4th January 2019, Deborah Ireland – Hasselblad and the Moon Landing

Hasselblad and the Moon Landing

On 20 July 1969, as part of the Apollo 11 space program, Neil Armstrong and Buzz Aldrin became the first people ever to set foot on the Moon. Their iconic small steps were captured forever by the camera the astronauts carried with them: the Hasselblad 500EL. The remarkable images taken with this camera provide an enduring record of one of humankind’s most extraordinary adventures: but the development of the camera involved a great leap in technology that lasted almost as long as the space program itself. The Hasselblad & The Moon Landing looks at the history of the Apollo 11 mission through the lens of the Hasselblad, while narrating the parallel tale of the challenge to create a camera that could work on the Moon. It considers the cameras used, and the photographs captured, during the Space Race between Russia and America; looks in detail at the experience of taking photographs on the Moon for the first time; and reflects on the processing, preserving and legacy of those images, and the part they play in the enduring conspiracy theories that claim the Moon Landing to have been a grand hoax. The second half of the book presents a commemorative album of photographs taken in space using the Hasselblad 500EL. While the Apollo 11 astronauts left their three cameras behind on the Moon, where they remain to this day, they brought back film magazines containing 1,400 photographs. A selection of the finest of these is shown alongside the mission timeline and transcripts of the conversations between the astronauts and mission control at Houston, completing a beautiful commemorative guide to mark the 50th anniversary of one of humankind’s most remarkable achievements.

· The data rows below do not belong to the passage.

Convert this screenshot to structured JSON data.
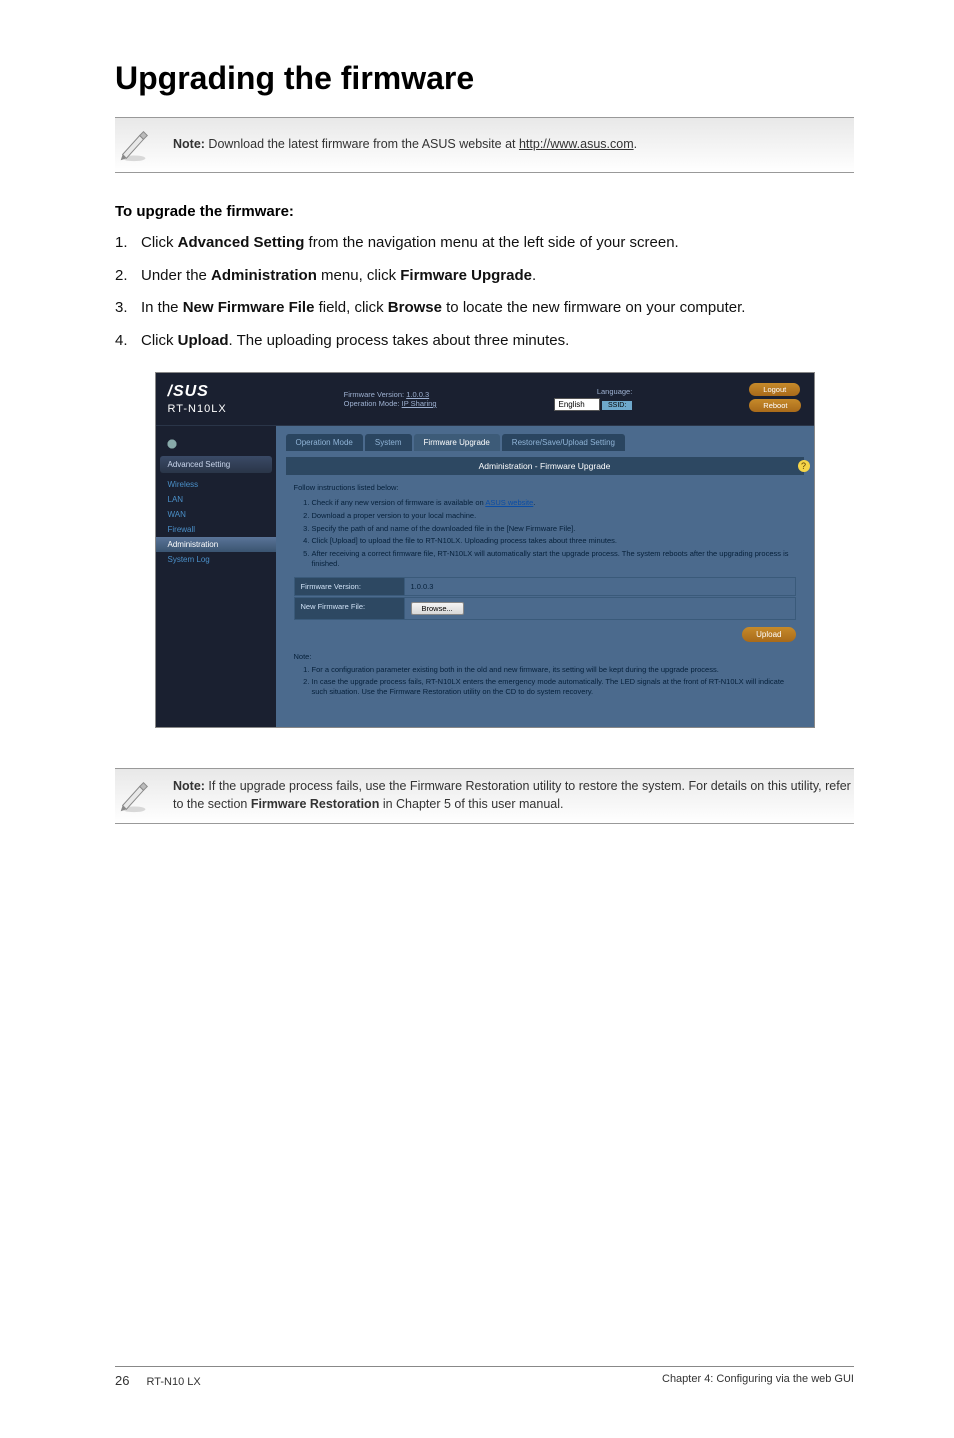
{
  "heading": "Upgrading the firmware",
  "note1": {
    "label": "Note:",
    "text": " Download the latest firmware from the ASUS website at ",
    "link": "http://www.asus.com",
    "suffix": "."
  },
  "sub_heading": "To upgrade the firmware:",
  "steps": [
    {
      "num": "1.",
      "pre": "Click ",
      "b1": "Advanced Setting",
      "mid": " from the navigation menu at the left side of your screen."
    },
    {
      "num": "2.",
      "pre": "Under the ",
      "b1": "Administration",
      "mid": " menu, click ",
      "b2": "Firmware Upgrade",
      "suf": "."
    },
    {
      "num": "3.",
      "pre": "In the ",
      "b1": "New Firmware File",
      "mid": " field, click ",
      "b2": "Browse",
      "suf": " to locate the new firmware on your computer."
    },
    {
      "num": "4.",
      "pre": "Click ",
      "b1": "Upload",
      "mid": ". The uploading process takes about three minutes."
    }
  ],
  "router": {
    "brand": "/SUS",
    "model": "RT-N10LX",
    "fw_version_label": "Firmware Version:",
    "fw_version_link": "1.0.0.3",
    "op_mode_label": "Operation Mode:",
    "op_mode_link": "IP Sharing",
    "language_label": "Language:",
    "language_value": "English",
    "logout_btn": "Logout",
    "reboot_btn": "Reboot",
    "ssid_label": "SSID:",
    "sidebar_adv": "Advanced Setting",
    "sidebar_items": [
      "Wireless",
      "LAN",
      "WAN",
      "Firewall",
      "Administration",
      "System Log"
    ],
    "tabs": [
      "Operation Mode",
      "System",
      "Firmware Upgrade",
      "Restore/Save/Upload Setting"
    ],
    "panel_heading": "Administration - Firmware Upgrade",
    "intro": "Follow instructions listed below:",
    "instructions": [
      {
        "pre": "Check if any new version of firmware is available on ",
        "link": "ASUS website",
        "suf": "."
      },
      {
        "pre": "Download a proper version to your local machine."
      },
      {
        "pre": "Specify the path of and name of the downloaded file in the [New Firmware File]."
      },
      {
        "pre": "Click [Upload] to upload the file to RT-N10LX. Uploading process takes about three minutes."
      },
      {
        "pre": "After receiving a correct firmware file, RT-N10LX will automatically start the upgrade process. The system reboots after the upgrading process is finished."
      }
    ],
    "form": {
      "fw_label": "Firmware Version:",
      "fw_value": "1.0.0.3",
      "new_file_label": "New Firmware File:",
      "browse": "Browse...",
      "upload": "Upload"
    },
    "note_label": "Note:",
    "notes": [
      "For a configuration parameter existing both in the old and new firmware, its setting will be kept during the upgrade process.",
      "In case the upgrade process fails, RT-N10LX enters the emergency mode automatically. The LED signals at the front of RT-N10LX will indicate such situation. Use the Firmware Restoration utility on the CD to do system recovery."
    ]
  },
  "note2": {
    "label": "Note:",
    "text": " If the upgrade process fails, use the Firmware Restoration utility to restore the system. For details on this utility, refer to the section ",
    "bold": "Firmware Restoration",
    "suffix": " in Chapter 5 of this user manual."
  },
  "footer": {
    "page": "26",
    "left": "RT-N10 LX",
    "right": "Chapter 4: Configuring via the web GUI"
  }
}
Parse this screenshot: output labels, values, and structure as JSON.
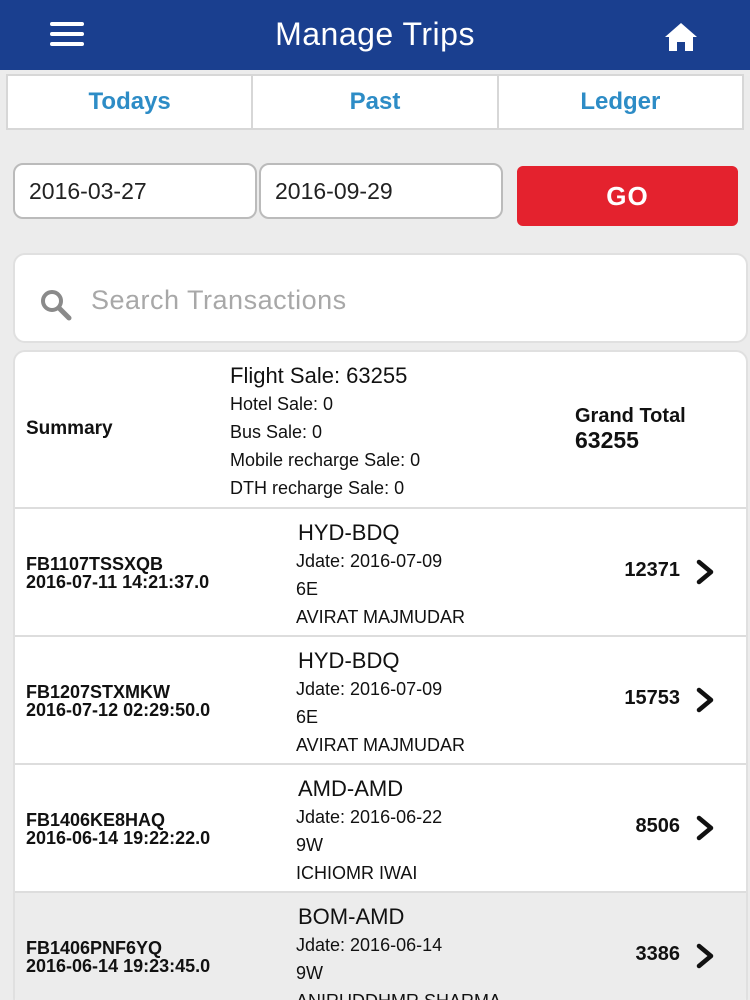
{
  "header": {
    "title": "Manage Trips",
    "icons": {
      "menu": "hamburger-menu-icon",
      "home": "home-icon"
    },
    "colors": {
      "background": "#1a3f8f"
    }
  },
  "tabs": [
    {
      "label": "Todays"
    },
    {
      "label": "Past"
    },
    {
      "label": "Ledger"
    }
  ],
  "filters": {
    "from_date": "2016-03-27",
    "to_date": "2016-09-29",
    "go_label": "GO",
    "go_color": "#e4222e"
  },
  "search": {
    "placeholder": "Search Transactions",
    "icon": "search-icon"
  },
  "summary": {
    "label": "Summary",
    "flight_sale": "Flight Sale: 63255",
    "hotel_sale": "Hotel Sale: 0",
    "bus_sale": "Bus Sale: 0",
    "mobile_sale": "Mobile recharge Sale: 0",
    "dth_sale": "DTH recharge Sale: 0",
    "grand_total_label": "Grand Total",
    "grand_total_value": "63255"
  },
  "transactions": [
    {
      "ref": "FB1107TSSXQB",
      "datetime": "2016-07-11 14:21:37.0",
      "route": "HYD-BDQ",
      "jdate": "Jdate: 2016-07-09",
      "airline": "6E",
      "passenger": "AVIRAT MAJMUDAR",
      "amount": "12371"
    },
    {
      "ref": "FB1207STXMKW",
      "datetime": "2016-07-12 02:29:50.0",
      "route": "HYD-BDQ",
      "jdate": "Jdate: 2016-07-09",
      "airline": "6E",
      "passenger": "AVIRAT MAJMUDAR",
      "amount": "15753"
    },
    {
      "ref": "FB1406KE8HAQ",
      "datetime": "2016-06-14 19:22:22.0",
      "route": "AMD-AMD",
      "jdate": "Jdate: 2016-06-22",
      "airline": "9W",
      "passenger": "ICHIOMR IWAI",
      "amount": "8506"
    },
    {
      "ref": "FB1406PNF6YQ",
      "datetime": "2016-06-14 19:23:45.0",
      "route": "BOM-AMD",
      "jdate": "Jdate: 2016-06-14",
      "airline": "9W",
      "passenger": "ANIRUDDHMR SHARMA",
      "amount": "3386"
    }
  ]
}
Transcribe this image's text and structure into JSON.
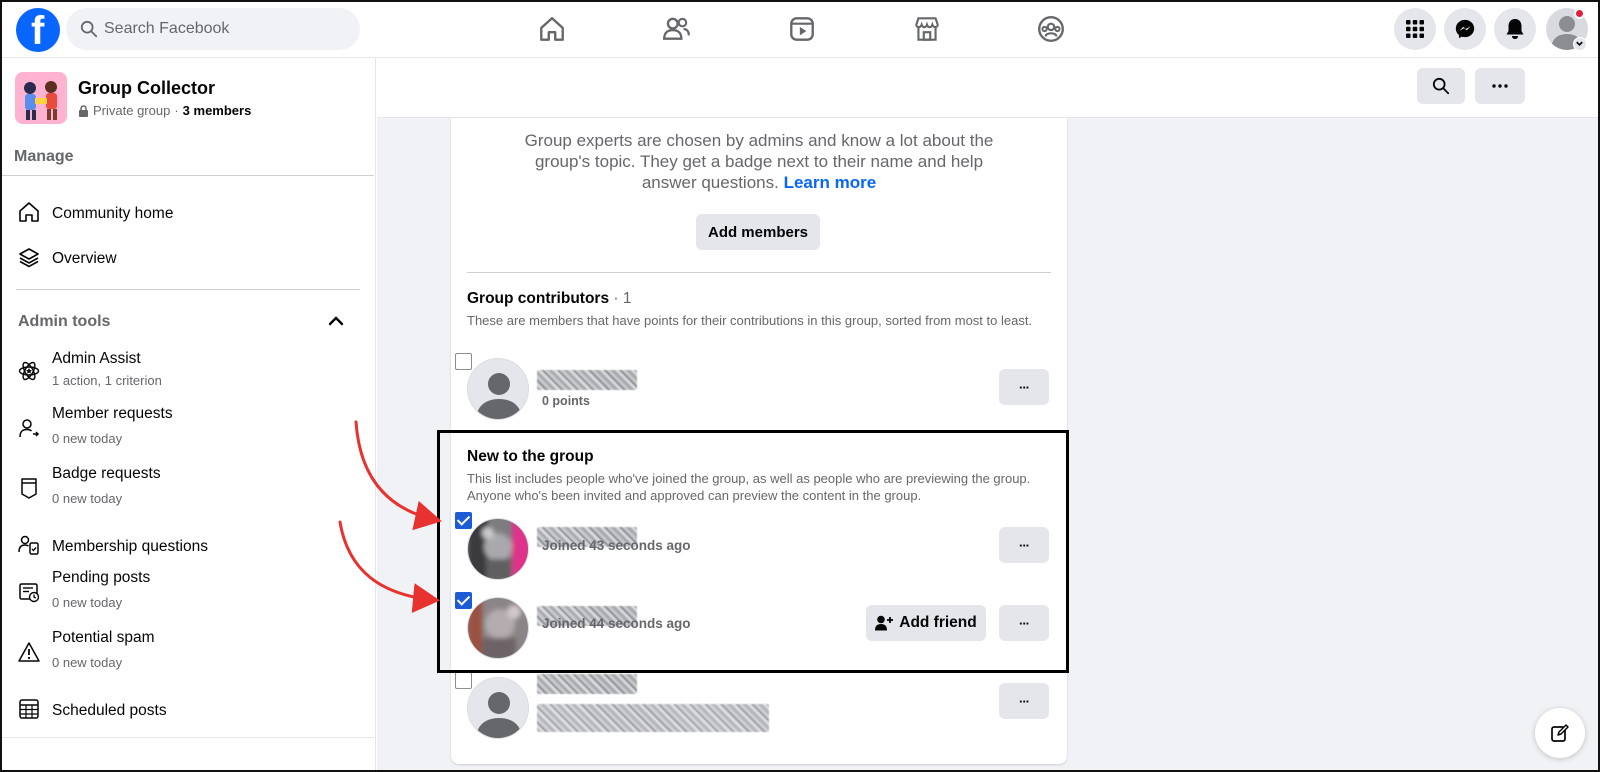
{
  "topbar": {
    "logo_letter": "f",
    "search_placeholder": "Search Facebook",
    "nav_icons": [
      "home-icon",
      "friends-icon",
      "video-icon",
      "marketplace-icon",
      "groups-icon"
    ],
    "right_icons": [
      "menu-grid-icon",
      "messenger-icon",
      "notifications-icon",
      "account-avatar"
    ],
    "brand_color": "#0866ff"
  },
  "group": {
    "name": "Group Collector",
    "privacy": "Private group",
    "separator": "·",
    "members": "3 members"
  },
  "sidebar": {
    "manage_label": "Manage",
    "items": [
      {
        "label": "Community home",
        "icon": "home-outline-icon"
      },
      {
        "label": "Overview",
        "icon": "layers-icon"
      }
    ],
    "admin_tools_label": "Admin tools",
    "admin_items": [
      {
        "label": "Admin Assist",
        "sub": "1 action, 1 criterion",
        "icon": "admin-assist-icon"
      },
      {
        "label": "Member requests",
        "sub": "0 new today",
        "icon": "member-request-icon"
      },
      {
        "label": "Badge requests",
        "sub": "0 new today",
        "icon": "badge-icon"
      },
      {
        "label": "Membership questions",
        "sub": "",
        "icon": "questions-icon"
      },
      {
        "label": "Pending posts",
        "sub": "0 new today",
        "icon": "pending-posts-icon"
      },
      {
        "label": "Potential spam",
        "sub": "0 new today",
        "icon": "warning-icon"
      },
      {
        "label": "Scheduled posts",
        "sub": "",
        "icon": "calendar-icon"
      }
    ]
  },
  "main": {
    "experts_text": "Group experts are chosen by admins and know a lot about the group's topic. They get a badge next to their name and help answer questions.",
    "learn_more": "Learn more",
    "add_members": "Add members",
    "contributors": {
      "title": "Group contributors",
      "count": "· 1",
      "description": "These are members that have points for their contributions in this group, sorted from most to least.",
      "members": [
        {
          "sub": "0 points",
          "checked": false
        }
      ]
    },
    "new_members": {
      "title": "New to the group",
      "description": "This list includes people who've joined the group, as well as people who are previewing the group. Anyone who's been invited and approved can preview the content in the group.",
      "members": [
        {
          "sub": "Joined 43 seconds ago",
          "checked": true
        },
        {
          "sub": "Joined 44 seconds ago",
          "checked": true,
          "action": "Add friend"
        },
        {
          "sub": "",
          "checked": false
        }
      ]
    },
    "more_glyph": "···"
  }
}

Debbie Ireland has spent 19 years working in photography, having held the positions of assistant curator of the Royal Photographic Society’s archive and head of the AA World Travel picture library.

Presentation by Will Herschel-Shorland on the Herschel Family Archive. Wednesday 27th June, Bath Elim Church, between 3 and 4pm. Please notify if you plan to attend via the Contact Page.

The Elim Church is located Charlotte Street, Bath BA1 2ND

Friday 13th July, “Blue Dots: Technology Developments on ISS for Finding Earth 2.0.” Dr Daniel Batcheldor

Event held at BRLSI. Friday 13th July, 7.30pm.

Dr Daniel Batcheldor from the Florida Institute of Technology

The last decade has seen a giant leap in the number of known planets around other stars. As we improve our technologies, and invent new ones, we have been getting better and better at finding these exoplanets. To date, we have uncovered some incredible statistics that have fundamentally changed our understanding of planetary systems; Jupiter-like planets can be close to their host stars, Earth-like planets are very common. The Kepler Space Telescope has been responsible for finding most of the known exoplanets, and the TESS mission is attempting to find the closest stars with planetary systems. These data will be used by the James Webb Space Telescope to point at those planets that might tell us something fundamental about their atmospheres. The imaging of these planets, however, is incredibly difficult and has only happened in a handful of cases. Recently, we have been testing technologies that should massively simplify future attempts to image exoplanets. We have carried out observations in Florida and on the Canary Islands, and have recently completed an ISS mission to demonstrate a key technology. During this lecture, our current understanding of exoplanets, the techniques used to detect them, and the status of our ISS mission will all be discussed.

“The Apprentice – Memories of the Bronze Age of Space Science”, Dr Roger Moses, Friday 11th May, 7.30pm, BRLSI

WHS Annual Lecture, The Great Quasar Debate 1963-1986, Prof Mike Edmunds, Friday 18th May, BRLSI, 7.30pm

Prof Mike G Edmunds, BRLSI, Elwin Room, 7.30pm

Mike Edmunds, MA, PhD, FRAS, FInstP, CPhys, Emeritus Professor of Astrophysics, University of Cardiff.

“Paler Blue Dots: Technology Developments on ISS for Finding Earth 2.0” Dr Daniel Batcheldor Friday 13th July, BRLSI, 7:30pm

Caroline Herschel and the nearly all male world of eighteenth century science. Dr Emily Winterburn. BRLSI, Thursday 5th April, 7.30pm.

Kew Observatory and the birth of solar-terrestrial physics, 1st February 2018, BRLSI

Lecture by Dr Lee Macdonald, Thursday 1st February 2018 7.30 pm, Elwin Room, BRLSI